male interest from widespread sources, including her brother Giovanni. Returning his affections, she beds him, while her bawdy companion l Putana looks on. inevitably, hell doth await them (and a few others besides). ’Tis a pity this story, already convoluted with numerous sub-plots, is further complicated by STG’s enthusiasm for theatre in all shapes

production, swordfights, banquets, over-exuberance and inhibition

waster Max (Paul Blair) and sensitive ; waster Alan (Joel Strachan),

conspire to flatten the social and philosophical subtleties of Ford’s Baroque verse.

Costumes range from mafioso

* pinstripes to flares, furs and period

dress. The music sweeps from classical to ambient and world. The scaffolding set demands too much

movement and offers too many

opportunities for mistake. All this does is confirm the strength of simplicity. lntermittently, the threads come together and the company delivers convincing theatre. Recently shredded L-plates and brand new Lamborghinis don’t make

ideal bedmates, though. A mixed 5 metaphor for a mixed production. 5 (Paul Welsh)


Tron Theatre, Glasgow, until Sat 2 December.

Masculine sexuality, never the most savoury of human institutions, is

domestic setting, spices it with beer, fags, grass, speed, punk rock and a big fuck-off hunting knife, then challenges three young men to tame it into submission.

Set in the urban dwelling of laddish

Penetrator shifts gear from wry,

i wear under their kilts with the arrival l of their old mate Tadge, a squaddie

grubby comr iy to a bleak ; investigation of what Scotsmen really i

back from the Gulf War, his unsophisticated mind filled with

. horrific fantasies. As the title ‘: suggests, these centre disturbingly on

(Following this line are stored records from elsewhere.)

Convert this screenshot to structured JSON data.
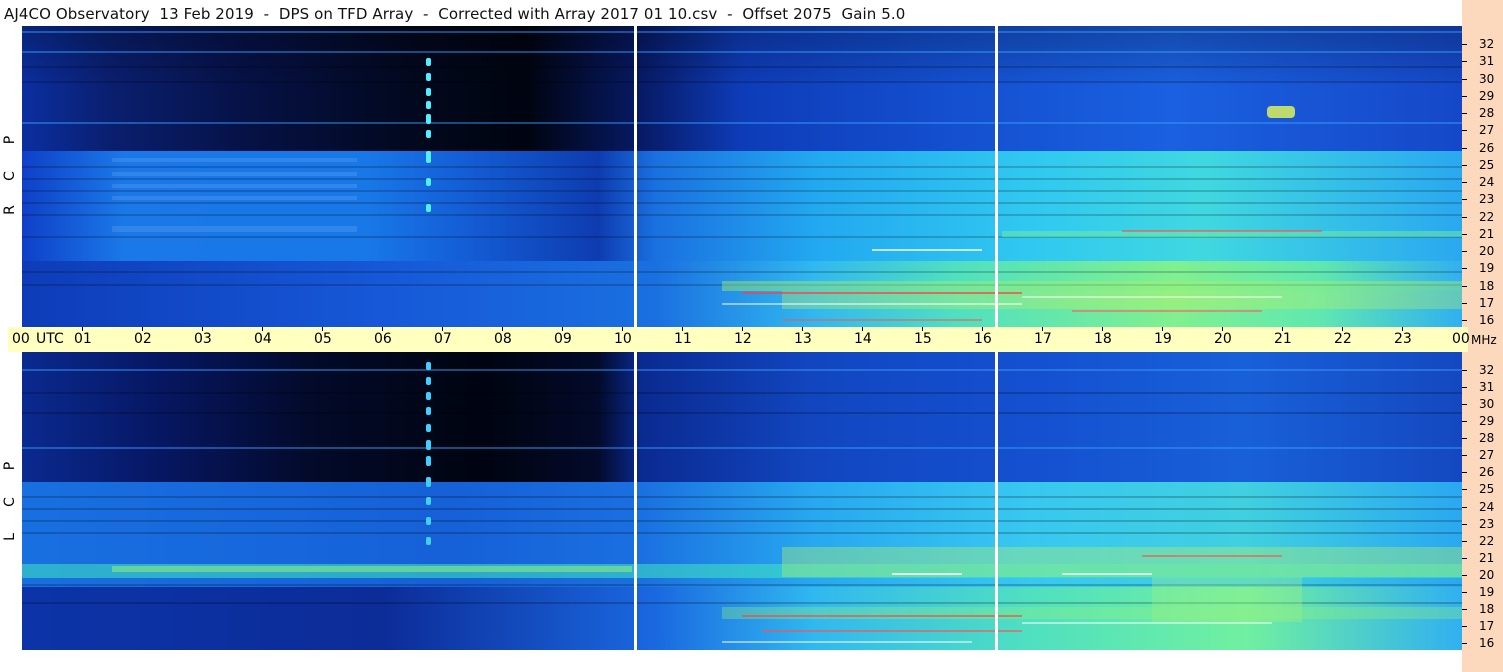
{
  "title": "AJ4CO Observatory  13 Feb 2019  -  DPS on TFD Array  -  Corrected with Array 2017 01 10.csv  -  Offset 2075  Gain 5.0",
  "panels": {
    "top": {
      "polarization_letters": [
        "R",
        "C",
        "P"
      ]
    },
    "bottom": {
      "polarization_letters": [
        "L",
        "C",
        "P"
      ]
    }
  },
  "frequency_axis": {
    "labels": [
      "32",
      "31",
      "30",
      "29",
      "28",
      "27",
      "26",
      "25",
      "24",
      "23",
      "22",
      "21",
      "20",
      "19",
      "18",
      "17",
      "16"
    ]
  },
  "utc_axis": {
    "start_label": "00",
    "utc_label": "UTC",
    "hours": [
      "01",
      "02",
      "03",
      "04",
      "05",
      "06",
      "07",
      "08",
      "09",
      "10",
      "11",
      "12",
      "13",
      "14",
      "15",
      "16",
      "17",
      "18",
      "19",
      "20",
      "21",
      "22",
      "23"
    ],
    "end_label": "00",
    "unit_label": "MHz"
  },
  "colors": {
    "background": "#ffffff",
    "utc_bar": "#ffffc0",
    "freq_strip": "#fcd9bd",
    "spectrum_dark": "#000818",
    "spectrum_low": "#0a2a9a",
    "spectrum_mid": "#1a6ae8",
    "spectrum_high": "#30c8f0",
    "spectrum_hot": "#e8f040"
  }
}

anal penetration, the play’s crux being that Tadge’s fascination with rape and homosexuality stems from his hotly denied excitement about the whole idea, and is deeply intertwined with his violent, hetero machismo.

The Dennis Potter-ish denouement is rather simplistic - even superfluous given Neilson’s aversion to subtlety but John Kazek’s Tadge encapsulates

: the contradictions of the male libido

magnificently. Perhaps we need to be reminded that sex and violence are as closely linked in masculine fantasy as they are in the censorship debate. Look no further than Galdeneye for evidence. Perhaps, this play suggests, dismembering a teddy bear isn’t that far removed from sexualising it. Perhaps Mary Whitehouse has got a point after all. (Andrew Burnet)

Laying teddy bare: Penetrator

The List I- l-l Dec NOS 55